[PROVIDED INFORMATION — start]
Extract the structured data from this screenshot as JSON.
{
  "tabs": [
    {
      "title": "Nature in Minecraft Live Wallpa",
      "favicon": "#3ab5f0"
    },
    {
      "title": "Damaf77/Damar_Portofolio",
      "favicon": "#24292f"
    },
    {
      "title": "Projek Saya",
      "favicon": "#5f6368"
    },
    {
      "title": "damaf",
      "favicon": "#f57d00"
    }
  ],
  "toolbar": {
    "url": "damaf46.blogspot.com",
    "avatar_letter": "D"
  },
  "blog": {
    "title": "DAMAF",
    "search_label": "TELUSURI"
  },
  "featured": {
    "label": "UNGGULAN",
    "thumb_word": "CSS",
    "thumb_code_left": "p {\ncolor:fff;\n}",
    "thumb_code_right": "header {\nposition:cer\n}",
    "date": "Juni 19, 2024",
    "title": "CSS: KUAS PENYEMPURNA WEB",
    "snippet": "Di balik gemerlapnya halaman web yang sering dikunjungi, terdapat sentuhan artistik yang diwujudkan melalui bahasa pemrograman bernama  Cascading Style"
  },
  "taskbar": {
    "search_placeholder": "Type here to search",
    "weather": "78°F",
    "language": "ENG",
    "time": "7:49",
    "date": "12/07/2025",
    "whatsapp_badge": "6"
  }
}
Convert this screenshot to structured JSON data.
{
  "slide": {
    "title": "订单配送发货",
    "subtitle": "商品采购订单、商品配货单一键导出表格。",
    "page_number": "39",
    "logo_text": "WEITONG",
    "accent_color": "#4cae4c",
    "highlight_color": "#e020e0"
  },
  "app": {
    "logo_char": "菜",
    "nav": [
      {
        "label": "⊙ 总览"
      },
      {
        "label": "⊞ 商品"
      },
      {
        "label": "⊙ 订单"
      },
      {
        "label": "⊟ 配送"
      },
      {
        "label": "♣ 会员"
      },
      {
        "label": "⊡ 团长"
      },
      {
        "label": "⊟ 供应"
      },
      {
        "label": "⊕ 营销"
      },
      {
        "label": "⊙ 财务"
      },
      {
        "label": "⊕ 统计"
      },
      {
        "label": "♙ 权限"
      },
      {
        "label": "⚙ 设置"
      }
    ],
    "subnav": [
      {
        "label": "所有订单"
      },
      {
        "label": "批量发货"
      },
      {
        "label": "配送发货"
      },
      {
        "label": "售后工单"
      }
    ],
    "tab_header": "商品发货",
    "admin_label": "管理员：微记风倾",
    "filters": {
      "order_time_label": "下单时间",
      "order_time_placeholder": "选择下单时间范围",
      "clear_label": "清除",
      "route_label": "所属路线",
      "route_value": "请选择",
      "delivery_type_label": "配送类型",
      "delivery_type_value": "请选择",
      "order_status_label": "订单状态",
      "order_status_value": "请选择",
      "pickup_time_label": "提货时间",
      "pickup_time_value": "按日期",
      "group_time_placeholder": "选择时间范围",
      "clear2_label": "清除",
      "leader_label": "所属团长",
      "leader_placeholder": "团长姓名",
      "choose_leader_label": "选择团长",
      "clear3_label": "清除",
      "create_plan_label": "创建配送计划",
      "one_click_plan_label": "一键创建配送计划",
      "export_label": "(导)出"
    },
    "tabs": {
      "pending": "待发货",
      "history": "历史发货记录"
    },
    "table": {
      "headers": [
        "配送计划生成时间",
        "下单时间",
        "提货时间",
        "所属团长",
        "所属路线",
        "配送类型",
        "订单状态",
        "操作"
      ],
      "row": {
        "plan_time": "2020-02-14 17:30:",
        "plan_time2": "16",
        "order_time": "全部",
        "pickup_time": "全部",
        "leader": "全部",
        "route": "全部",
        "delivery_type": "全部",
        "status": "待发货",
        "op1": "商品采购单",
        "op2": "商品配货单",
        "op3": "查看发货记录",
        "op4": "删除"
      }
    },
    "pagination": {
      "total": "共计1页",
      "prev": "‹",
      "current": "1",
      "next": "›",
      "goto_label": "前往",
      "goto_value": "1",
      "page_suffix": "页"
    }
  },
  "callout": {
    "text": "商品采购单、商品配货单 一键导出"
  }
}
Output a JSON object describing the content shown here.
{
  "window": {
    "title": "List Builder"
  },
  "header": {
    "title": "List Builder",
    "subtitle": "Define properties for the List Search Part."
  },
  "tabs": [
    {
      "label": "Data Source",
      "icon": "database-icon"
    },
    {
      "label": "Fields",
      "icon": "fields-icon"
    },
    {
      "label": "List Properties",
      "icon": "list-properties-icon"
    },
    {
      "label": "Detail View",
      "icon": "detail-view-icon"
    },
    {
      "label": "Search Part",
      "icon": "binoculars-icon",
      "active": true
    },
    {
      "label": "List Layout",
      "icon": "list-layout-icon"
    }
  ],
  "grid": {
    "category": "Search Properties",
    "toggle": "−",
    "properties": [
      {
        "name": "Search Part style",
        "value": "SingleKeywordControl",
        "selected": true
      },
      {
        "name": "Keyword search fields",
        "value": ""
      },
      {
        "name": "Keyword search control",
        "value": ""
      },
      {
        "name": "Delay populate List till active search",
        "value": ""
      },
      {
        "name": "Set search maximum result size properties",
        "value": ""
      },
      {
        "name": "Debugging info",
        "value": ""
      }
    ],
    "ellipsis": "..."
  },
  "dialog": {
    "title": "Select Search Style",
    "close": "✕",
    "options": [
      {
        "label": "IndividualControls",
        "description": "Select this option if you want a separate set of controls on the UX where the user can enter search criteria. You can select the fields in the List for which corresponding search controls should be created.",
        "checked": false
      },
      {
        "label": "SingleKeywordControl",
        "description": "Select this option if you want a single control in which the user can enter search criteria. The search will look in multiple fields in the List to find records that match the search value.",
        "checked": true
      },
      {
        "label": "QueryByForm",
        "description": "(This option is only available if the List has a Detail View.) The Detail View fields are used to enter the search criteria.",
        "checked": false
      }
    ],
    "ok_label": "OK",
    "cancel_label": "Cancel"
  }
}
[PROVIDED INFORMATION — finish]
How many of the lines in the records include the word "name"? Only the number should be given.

OUTPUT OF THE EXERCISE → 6